Mathematics intimidates a lot of students, but Mary Margaret Rich embraces the subject and hopes to inspire others with her knowledge. She’s so passionate about improving math education that she has become involved in the field even before finishing her college degree.
Rich, a student from Madison in the Sally McDonnell Barksdale Honors College at the University of Mississippi, is one of the 3,363 candidates for degrees who graduate Saturday (May 12).
She turned her enthusiasm for math into her honors thesis, “Technology Use in High School Mathematics Classrooms in North Mississippi.” She observed four teachers in area teaching two different math classes and interviewed them about their opinions on how technology should be applied in the classroom.
“There are so many new education technologies, and many teachers are not informed about effective technology use or trained in use of educational technology, but some are,” Rich said. “So the reason I wanted to write my thesis (on this) was to see how Mississippi teachers are doing.”
Both of Rich’s older brothers, Tom and David, attended UM, and she discovered that the university offered everything she was looking for in a school. “The University of Mississippi was a great value for their education, and I knew I would be challenged academically in the Honors College,” said Rich, daughter of Neal and Cindy Rich.
She credits William Staton, UM professor of mathematics, with encouraging her career path.
“He teaches with enthusiasm and inspires you to want to learn more,” Rich said. “He is gracious with his time, devoted to his students and his classes are challenging.”
She is a member of Phi Beta Kappa, Phi Kappa Phi, Mortar Board and Pi Mu Epsilon and a volunteer with Leap Frog tutoring. She earned the Alfred Hume Award for Outstanding Senior this spring. Although she has maintained a 3.93 GPA, she said that grades are not the most important part of college life.
“What you learn is the most important part, not just the grade you receive. The learning experience is equally important. I had two physics classes I worked really hard in, and I earned a B, but I learned so much,” Rich said.
During the fall of her freshman year, she joined the Center for Mathematics and Science Education, and was the first Science, Technology, Engineering and Mathematics, or STEM, double major scholarship recipient, enabling her to pursue both a mathematics and a mathematics education degree. In return, she worked two hours a week at the center.
“While working at the CMSE, Mary Margaret was able to interact with graduate students pursuing their master’s and doctorates in mathematics education, as well as interact with faculty involved in mathematics and mathematics education,” said Alice Steimle, CMSE associate director. “Mary Margaret played key roles in helping us achieve our mission of improving mathematics and science education in Mississippi.
“We have had the opportunity to watch her grow professionally into an outstanding student and someone who is passionate about mathematics and mathematics education.”
After graduation, she plans to relax in Madison for a few weeks, then return to Oxford this summer as a lead instructor of Math Camp before she begins her master’s program in the fall.
Steimle said she is pleased Rich will return after graduation. Rich has been offered a graduate fellowship, which will allow her to become even more involved in the professional learning community that has been created at CMSE.

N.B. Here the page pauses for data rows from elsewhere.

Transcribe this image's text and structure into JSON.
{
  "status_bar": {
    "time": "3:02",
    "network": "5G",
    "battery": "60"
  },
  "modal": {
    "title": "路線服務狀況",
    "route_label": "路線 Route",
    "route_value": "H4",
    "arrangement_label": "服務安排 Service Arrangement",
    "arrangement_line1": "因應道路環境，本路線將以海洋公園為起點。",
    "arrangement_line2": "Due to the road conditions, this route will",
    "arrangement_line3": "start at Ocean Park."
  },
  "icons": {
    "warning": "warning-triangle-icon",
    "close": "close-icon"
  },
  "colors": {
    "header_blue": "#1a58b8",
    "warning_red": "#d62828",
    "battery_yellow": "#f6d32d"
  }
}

“Mary Margaret has led the initiative to create a seminar and virtual learning community for Future Math Teachers of Mississippi, and I have been extremely impressed with her,” Steimle said. “Her determination, passion, content knowledge and enthusiasm are to be commended. We feel privileged to have had the opportunity to work with her thus far and are looking forward to a longstanding relationship and bright future ahead.”
And what is Rich’s advice about math? “Don’t let a past experience with math influence your feelings. Give it a chance, because everything in the world is based on math. It is the most consistent subject we have,” she said